With over 90 employees nationwide, located in six cities, the company's delivery model can be customized and focuses on the whole person approach by providing personalized assistance, early intervention, around the clock care management, crisis assessment and triage.
Credentialed clinical care managers serve as guides to participants. Companies that are self-insured and want more of an emphasis on chronic condition management, also recognizing lifestyle as a gap in care, seek HMC HealthWorks.
Specific to employers and brokers wanting a customized wellness program with more "teeth to it, focusing on cost reduction," DiMonaco added, the HMC Movere division.
"Once you start looking at the cost of care and utilization of health care services, and things like weight, lack of exercise, nutrition and other underlying causes, we help by being an extension to the physician for their patients, our members and clients," she said.
"Because our roots are in behavioral health, it is natural for us to look at the whole person. That is what clinicians do in behavioral health. You don't just look at their symptoms, you need to look at their families, their culture and the communities they live in."
Vision for the Future
Improving an individual's health status, improves the bottom line for employers, and DiMonaco hopes to see a greater integration between primary care doctors with companies that offer condition management and wellness programs. With the burden of wellness and improving employee health falling on employer shoulders, this would be a natural fit.
"When we are part of the health system and working with a self-funded group, we would like the treating physician to collaborate with us, and perhaps provide an incentive to them. There are many cost saving benefits to having greater physician integration and greater health care integration overall," she noted.

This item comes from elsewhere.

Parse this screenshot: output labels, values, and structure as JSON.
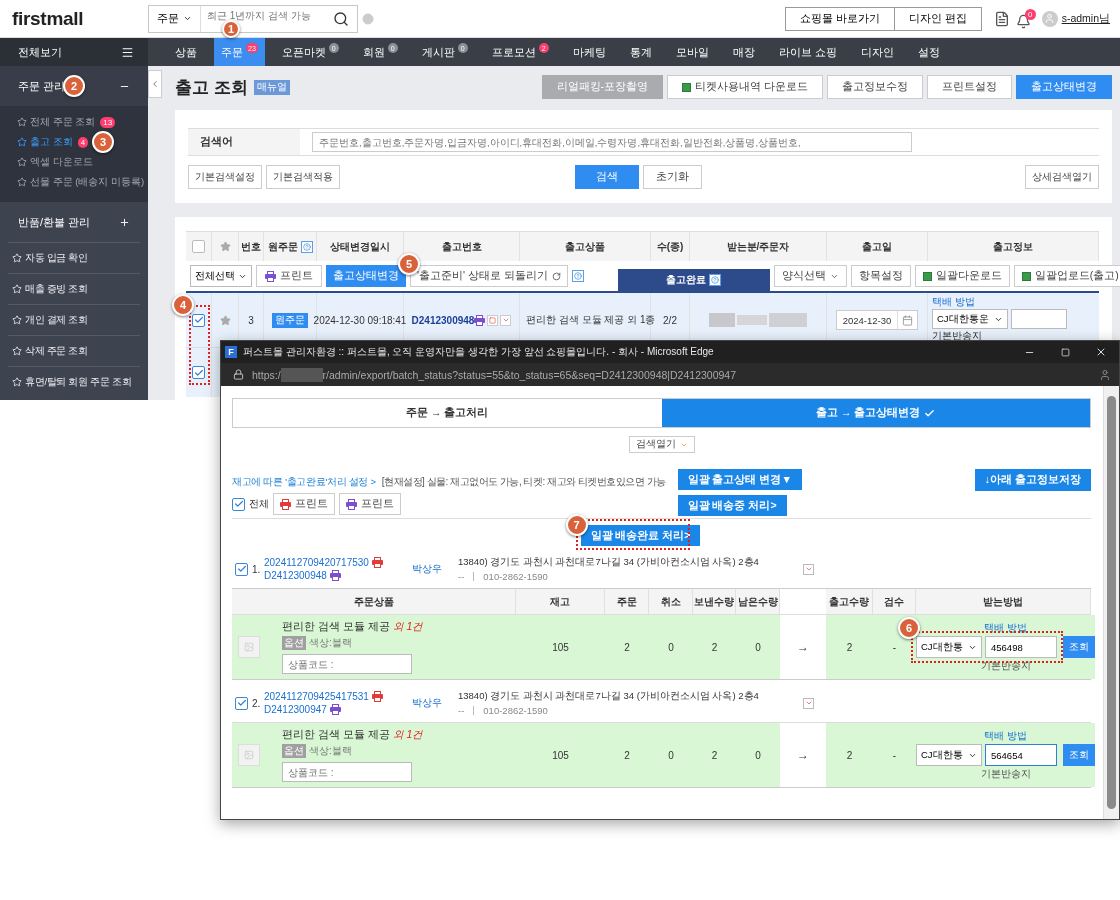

For more information, visit us at our web site at: www.hmchealthworks.com